* [Problem requirements]: Copy all data exactly. Skip pictures.

(Component data from apps and pages)
....................

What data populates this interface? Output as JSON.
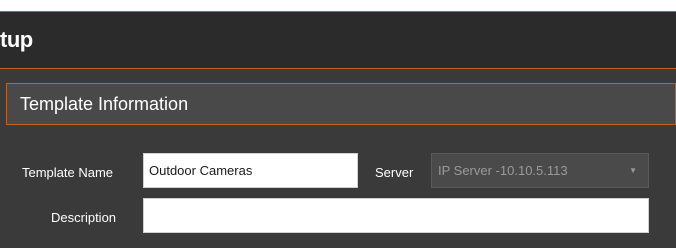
{
  "dialog": {
    "title": "tup"
  },
  "section": {
    "title": "Template Information"
  },
  "form": {
    "template_name_label": "Template Name",
    "template_name_value": "Outdoor Cameras",
    "server_label": "Server",
    "server_value": "IP Server -10.10.5.113",
    "description_label": "Description",
    "description_value": ""
  },
  "colors": {
    "accent": "#b8652a",
    "panel": "#3a3a3a",
    "title_bar": "#2b2b2b"
  }
}
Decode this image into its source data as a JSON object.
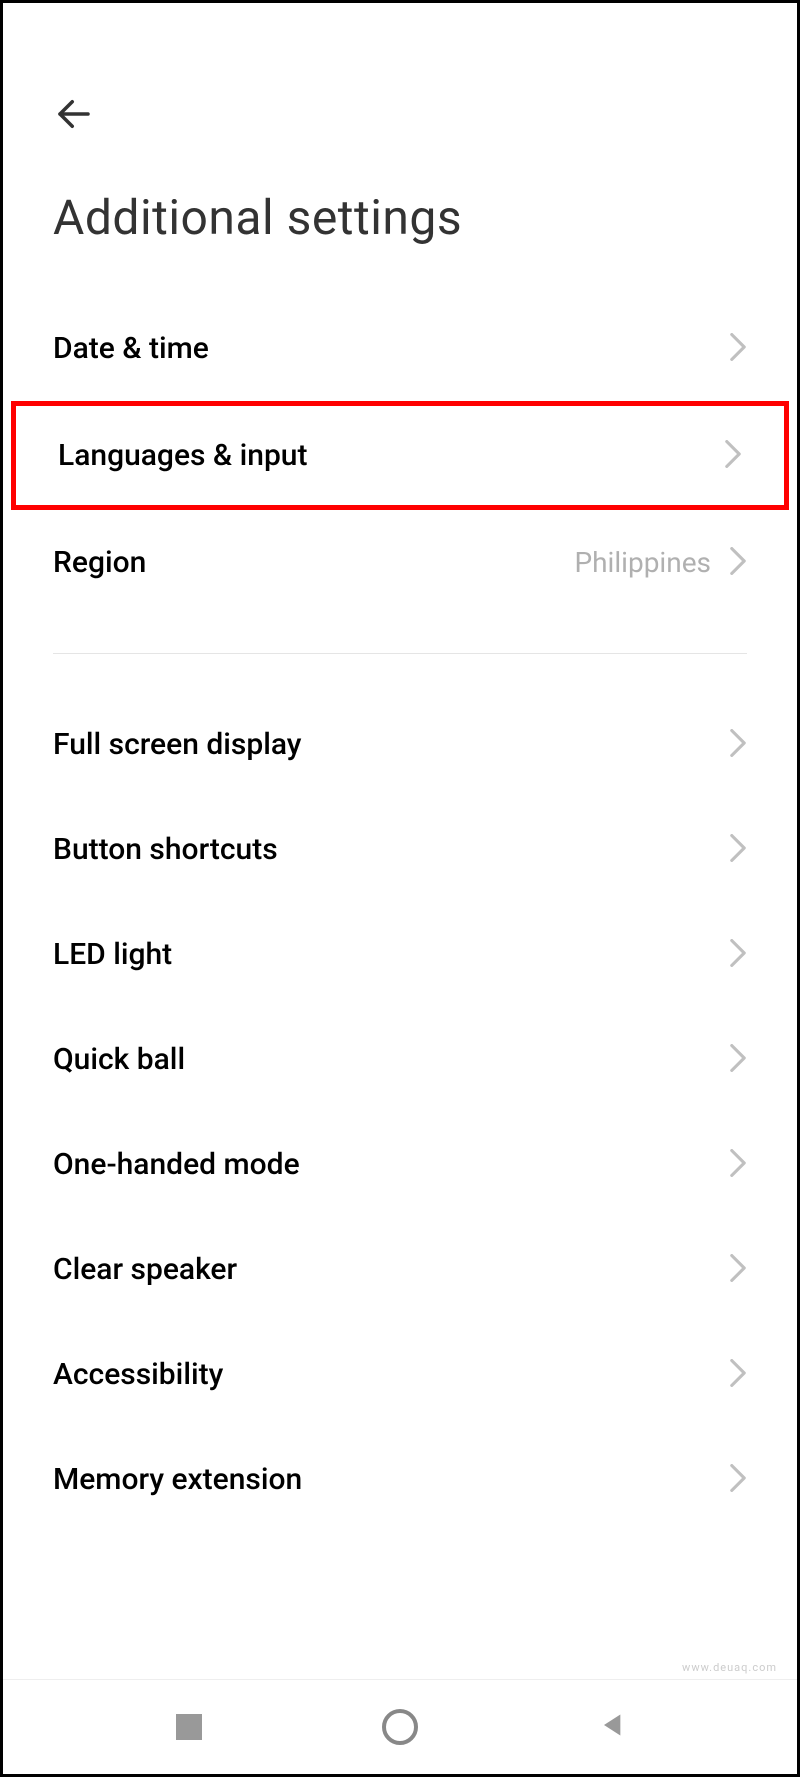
{
  "header": {
    "title": "Additional settings"
  },
  "items": [
    {
      "label": "Date & time",
      "value": "",
      "highlighted": false
    },
    {
      "label": "Languages & input",
      "value": "",
      "highlighted": true
    },
    {
      "label": "Region",
      "value": "Philippines",
      "highlighted": false
    }
  ],
  "items2": [
    {
      "label": "Full screen display"
    },
    {
      "label": "Button shortcuts"
    },
    {
      "label": "LED light"
    },
    {
      "label": "Quick ball"
    },
    {
      "label": "One-handed mode"
    },
    {
      "label": "Clear speaker"
    },
    {
      "label": "Accessibility"
    },
    {
      "label": "Memory extension"
    }
  ],
  "watermark": "www.deuaq.com"
}
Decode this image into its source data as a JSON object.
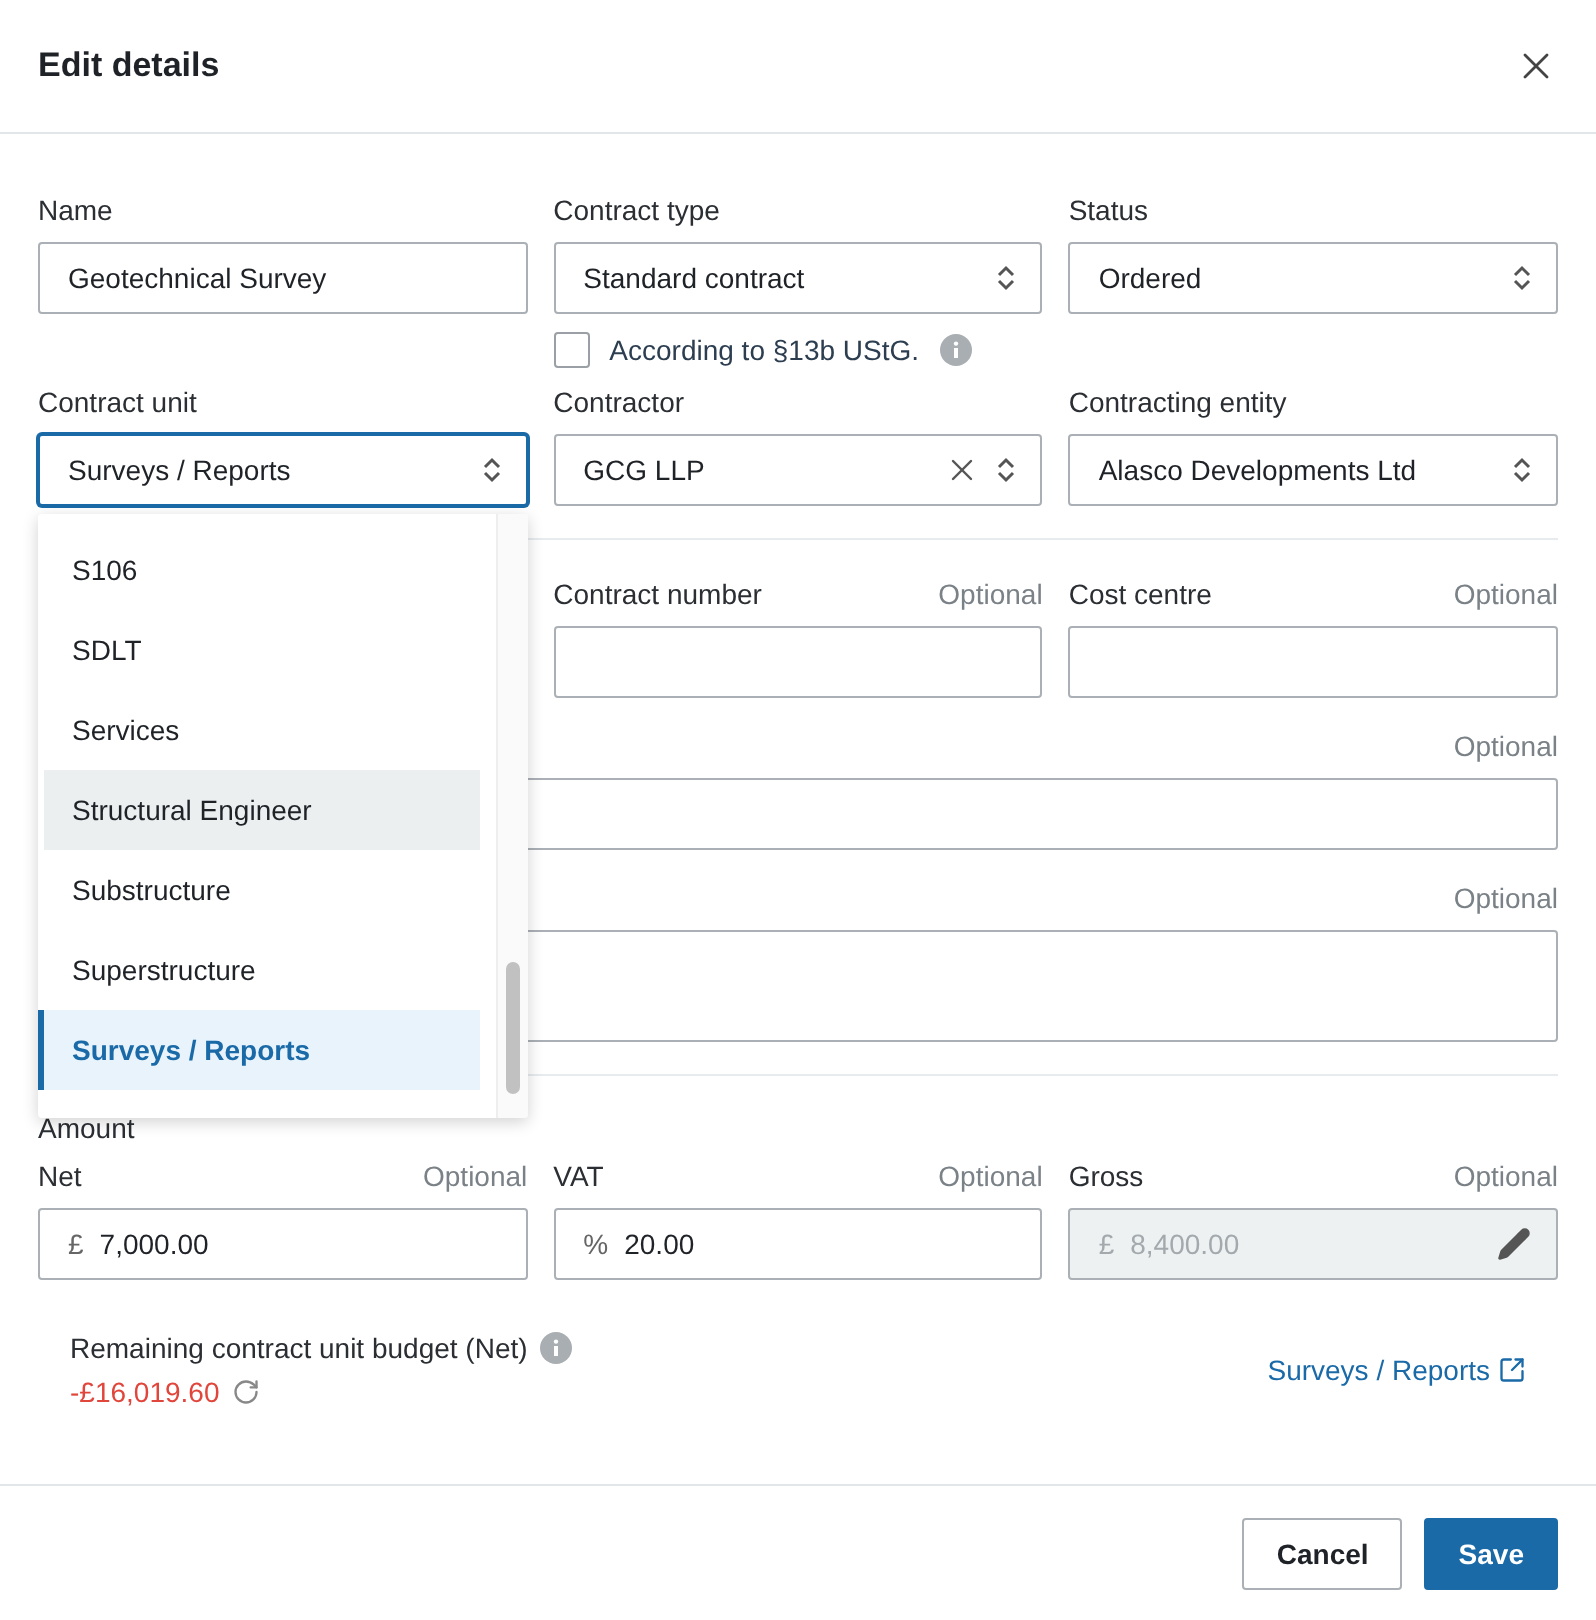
{
  "dialog": {
    "title": "Edit details"
  },
  "name": {
    "label": "Name",
    "value": "Geotechnical Survey"
  },
  "contract_type": {
    "label": "Contract type",
    "value": "Standard contract"
  },
  "status": {
    "label": "Status",
    "value": "Ordered"
  },
  "reverse_charge": {
    "label": "According to §13b UStG.",
    "checked": false
  },
  "contract_unit": {
    "label": "Contract unit",
    "value": "Surveys / Reports",
    "focused": true
  },
  "contractor": {
    "label": "Contractor",
    "value": "GCG LLP"
  },
  "contracting_entity": {
    "label": "Contracting entity",
    "value": "Alasco Developments Ltd"
  },
  "contract_number": {
    "label": "Contract number",
    "hint": "Optional"
  },
  "cost_centre": {
    "label": "Cost centre",
    "hint": "Optional"
  },
  "row_4": {
    "hint": "Optional"
  },
  "row_5": {
    "hint": "Optional"
  },
  "dropdown": {
    "options": [
      {
        "label": "S106",
        "selected": false,
        "hovered": false
      },
      {
        "label": "SDLT",
        "selected": false,
        "hovered": false
      },
      {
        "label": "Services",
        "selected": false,
        "hovered": false
      },
      {
        "label": "Structural Engineer",
        "selected": false,
        "hovered": true
      },
      {
        "label": "Substructure",
        "selected": false,
        "hovered": false
      },
      {
        "label": "Superstructure",
        "selected": false,
        "hovered": false
      },
      {
        "label": "Surveys / Reports",
        "selected": true,
        "hovered": false
      }
    ]
  },
  "amount": {
    "title": "Amount",
    "net": {
      "label": "Net",
      "hint": "Optional",
      "prefix": "£",
      "value": "7,000.00",
      "disabled": false
    },
    "vat": {
      "label": "VAT",
      "hint": "Optional",
      "prefix": "%",
      "value": "20.00",
      "disabled": false
    },
    "gross": {
      "label": "Gross",
      "hint": "Optional",
      "prefix": "£",
      "value": "8,400.00",
      "disabled": true
    }
  },
  "budget": {
    "label": "Remaining contract unit budget (Net)",
    "value": "-£16,019.60",
    "link": "Surveys / Reports"
  },
  "buttons": [
    {
      "label": "Cancel",
      "kind": "secondary"
    },
    {
      "label": "Save",
      "kind": "primary"
    }
  ]
}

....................

* [Answer space]:
What data populates this interface? Output as JSON.
{
  "dialog": {
    "title": "tup"
  },
  "section": {
    "title": "Template Information"
  },
  "form": {
    "template_name_label": "Template Name",
    "template_name_value": "Outdoor Cameras",
    "server_label": "Server",
    "server_value": "IP Server -10.10.5.113",
    "description_label": "Description",
    "description_value": ""
  },
  "colors": {
    "accent": "#b8652a",
    "panel": "#3a3a3a",
    "title_bar": "#2b2b2b"
  }
}
Decode this image into its source data as a JSON object.
{
  "header": {
    "title": "Additional settings"
  },
  "items": [
    {
      "label": "Date & time",
      "value": "",
      "highlighted": false
    },
    {
      "label": "Languages & input",
      "value": "",
      "highlighted": true
    },
    {
      "label": "Region",
      "value": "Philippines",
      "highlighted": false
    }
  ],
  "items2": [
    {
      "label": "Full screen display"
    },
    {
      "label": "Button shortcuts"
    },
    {
      "label": "LED light"
    },
    {
      "label": "Quick ball"
    },
    {
      "label": "One-handed mode"
    },
    {
      "label": "Clear speaker"
    },
    {
      "label": "Accessibility"
    },
    {
      "label": "Memory extension"
    }
  ],
  "watermark": "www.deuaq.com"
}
Decode this image into its source data as a JSON object.
{
  "dialog": {
    "title": "Edit details"
  },
  "name": {
    "label": "Name",
    "value": "Geotechnical Survey"
  },
  "contract_type": {
    "label": "Contract type",
    "value": "Standard contract"
  },
  "status": {
    "label": "Status",
    "value": "Ordered"
  },
  "reverse_charge": {
    "label": "According to §13b UStG.",
    "checked": false
  },
  "contract_unit": {
    "label": "Contract unit",
    "value": "Surveys / Reports",
    "focused": true
  },
  "contractor": {
    "label": "Contractor",
    "value": "GCG LLP"
  },
  "contracting_entity": {
    "label": "Contracting entity",
    "value": "Alasco Developments Ltd"
  },
  "contract_number": {
    "label": "Contract number",
    "hint": "Optional"
  },
  "cost_centre": {
    "label": "Cost centre",
    "hint": "Optional"
  },
  "row_4": {
    "hint": "Optional"
  },
  "row_5": {
    "hint": "Optional"
  },
  "dropdown": {
    "options": [
      {
        "label": "S106",
        "selected": false,
        "hovered": false
      },
      {
        "label": "SDLT",
        "selected": false,
        "hovered": false
      },
      {
        "label": "Services",
        "selected": false,
        "hovered": false
      },
      {
        "label": "Structural Engineer",
        "selected": false,
        "hovered": true
      },
      {
        "label": "Substructure",
        "selected": false,
        "hovered": false
      },
      {
        "label": "Superstructure",
        "selected": false,
        "hovered": false
      },
      {
        "label": "Surveys / Reports",
        "selected": true,
        "hovered": false
      }
    ]
  },
  "amount": {
    "title": "Amount",
    "net": {
      "label": "Net",
      "hint": "Optional",
      "prefix": "£",
      "value": "7,000.00",
      "disabled": false
    },
    "vat": {
      "label": "VAT",
      "hint": "Optional",
      "prefix": "%",
      "value": "20.00",
      "disabled": false
    },
    "gross": {
      "label": "Gross",
      "hint": "Optional",
      "prefix": "£",
      "value": "8,400.00",
      "disabled": true
    }
  },
  "budget": {
    "label": "Remaining contract unit budget (Net)",
    "value": "-£16,019.60",
    "link": "Surveys / Reports"
  },
  "buttons": [
    {
      "label": "Cancel",
      "kind": "secondary"
    },
    {
      "label": "Save",
      "kind": "primary"
    }
  ]
}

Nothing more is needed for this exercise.